|Posted by Thomas Ault on July 25, 2017 at 6:55 PM|
Not so long ago, in the land of common sense and simplicity, there was a place you could buy needed drugs to ease pain and medicate the body as doctor recommended. During that time you rarely saw money wasted on advertising available drugs.
In those days, one could go to the doctor, meet the secretary/nurse/insurance clerk/doctor assistant, which was (believe it or not) one person. This one person generally knew you by name and had your name written down, or typed, along with the scheduled time to see the good doctor, it was called an appointment. An appointment meant that you would see and talk to your doctor at an elected time and date, and he was there. You could plan your day, because within a few minutes, he was there as he said that he would be.
Another wonderful thing in those days was that one could actually pay the doctor, in cash, on the spot! You could generally afford it! There was no up-front payment (co-payment) and no yearlong wait for another bill to come from people you can’t see or talk to. Frequently they request that you pay for a many medical codes that frightened you just to read them, let alone try to figure out what they mean…or for that matter, frequently left wondering if they were even yours.
Today, we pay for a few unseen things, none of which actually applies to the doctor/patient relationship.
1. Lobbyist: (804 in 2016) Works for the pharmaceutical industry. To influence lawmakers toward their goals.

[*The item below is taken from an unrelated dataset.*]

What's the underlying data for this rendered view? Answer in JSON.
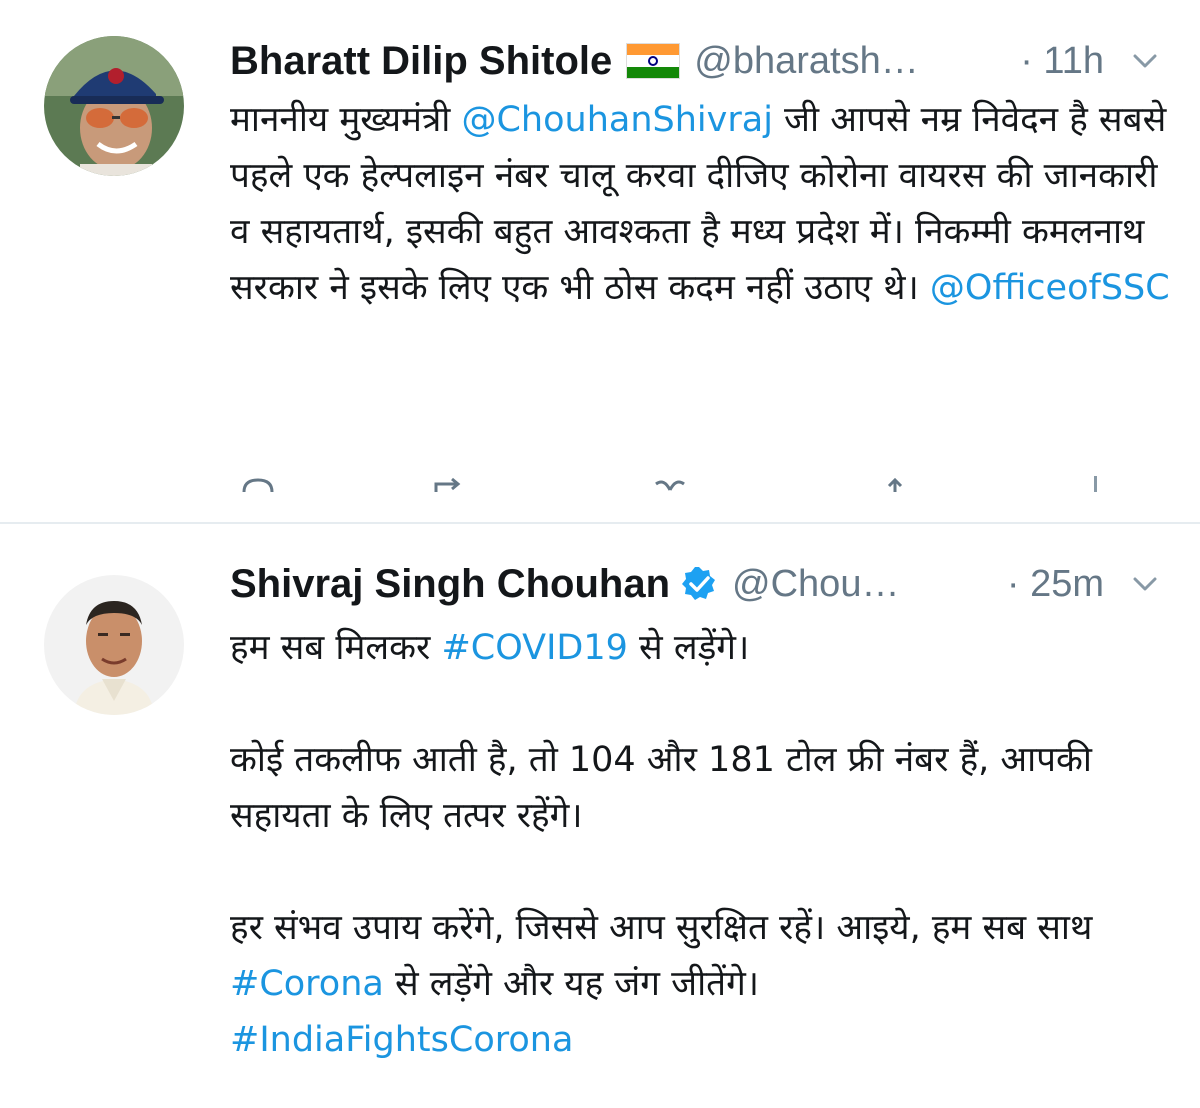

2. Pharmacy Benefit Manager: Negotiates rebates and discounts, the pharmacy receives, in exchange for preferred placement on list of covered medicines.
3. Insurance Clerk: Establishes you have insurance, files claims, and submits the proper code number for the treatment and payment thereof. (hopefully)
4. Receptionist: Person who greets you, answers phones, frequently takes your money.
5. Computer: Programs required to handle claims, personal data, and your account.
6. Membership in the Medical Association which dictates how much he has to charge.
These are just a few of the things that the doctor gets the ‘cost blame’ for, and you, the person in need, gets to pay for. Is it time for a change so we, the average person, can live healthily?